▸ Your instructions: Give the records again exactly as written. Leave out the pictures.

------------------------------------------------------------

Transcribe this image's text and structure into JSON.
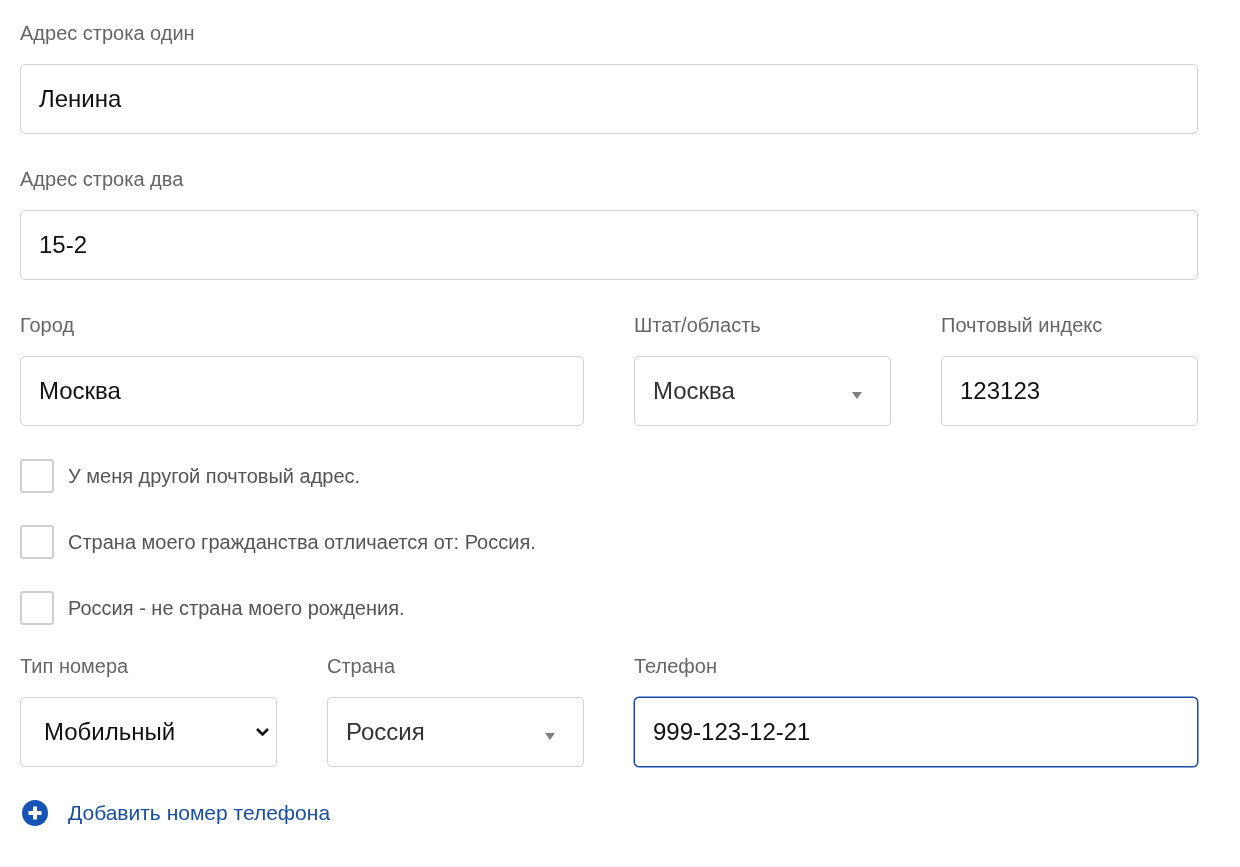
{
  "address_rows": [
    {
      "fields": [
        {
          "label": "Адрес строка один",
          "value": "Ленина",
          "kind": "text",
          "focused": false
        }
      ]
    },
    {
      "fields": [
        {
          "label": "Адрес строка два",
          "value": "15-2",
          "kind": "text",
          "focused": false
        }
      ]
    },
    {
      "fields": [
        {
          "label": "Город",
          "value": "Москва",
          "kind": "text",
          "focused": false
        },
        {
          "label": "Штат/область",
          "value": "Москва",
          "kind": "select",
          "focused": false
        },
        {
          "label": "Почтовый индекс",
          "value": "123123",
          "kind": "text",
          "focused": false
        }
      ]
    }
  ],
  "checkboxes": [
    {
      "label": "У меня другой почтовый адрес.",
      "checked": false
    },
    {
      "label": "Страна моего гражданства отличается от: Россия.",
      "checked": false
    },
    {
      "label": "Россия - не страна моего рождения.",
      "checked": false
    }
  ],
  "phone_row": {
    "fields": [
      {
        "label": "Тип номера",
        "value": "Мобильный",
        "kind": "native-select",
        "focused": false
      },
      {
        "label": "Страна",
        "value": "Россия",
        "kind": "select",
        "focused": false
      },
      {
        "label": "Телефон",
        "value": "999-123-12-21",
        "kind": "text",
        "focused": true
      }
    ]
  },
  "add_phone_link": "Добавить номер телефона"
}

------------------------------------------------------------

▸ Result of the exercise:
Transcribe this image's text and structure into JSON.
{
  "address_rows": [
    {
      "fields": [
        {
          "label": "Адрес строка один",
          "value": "Ленина",
          "kind": "text",
          "focused": false
        }
      ]
    },
    {
      "fields": [
        {
          "label": "Адрес строка два",
          "value": "15-2",
          "kind": "text",
          "focused": false
        }
      ]
    },
    {
      "fields": [
        {
          "label": "Город",
          "value": "Москва",
          "kind": "text",
          "focused": false
        },
        {
          "label": "Штат/область",
          "value": "Москва",
          "kind": "select",
          "focused": false
        },
        {
          "label": "Почтовый индекс",
          "value": "123123",
          "kind": "text",
          "focused": false
        }
      ]
    }
  ],
  "checkboxes": [
    {
      "label": "У меня другой почтовый адрес.",
      "checked": false
    },
    {
      "label": "Страна моего гражданства отличается от: Россия.",
      "checked": false
    },
    {
      "label": "Россия - не страна моего рождения.",
      "checked": false
    }
  ],
  "phone_row": {
    "fields": [
      {
        "label": "Тип номера",
        "value": "Мобильный",
        "kind": "native-select",
        "focused": false
      },
      {
        "label": "Страна",
        "value": "Россия",
        "kind": "select",
        "focused": false
      },
      {
        "label": "Телефон",
        "value": "999-123-12-21",
        "kind": "text",
        "focused": true
      }
    ]
  },
  "add_phone_link": "Добавить номер телефона"
}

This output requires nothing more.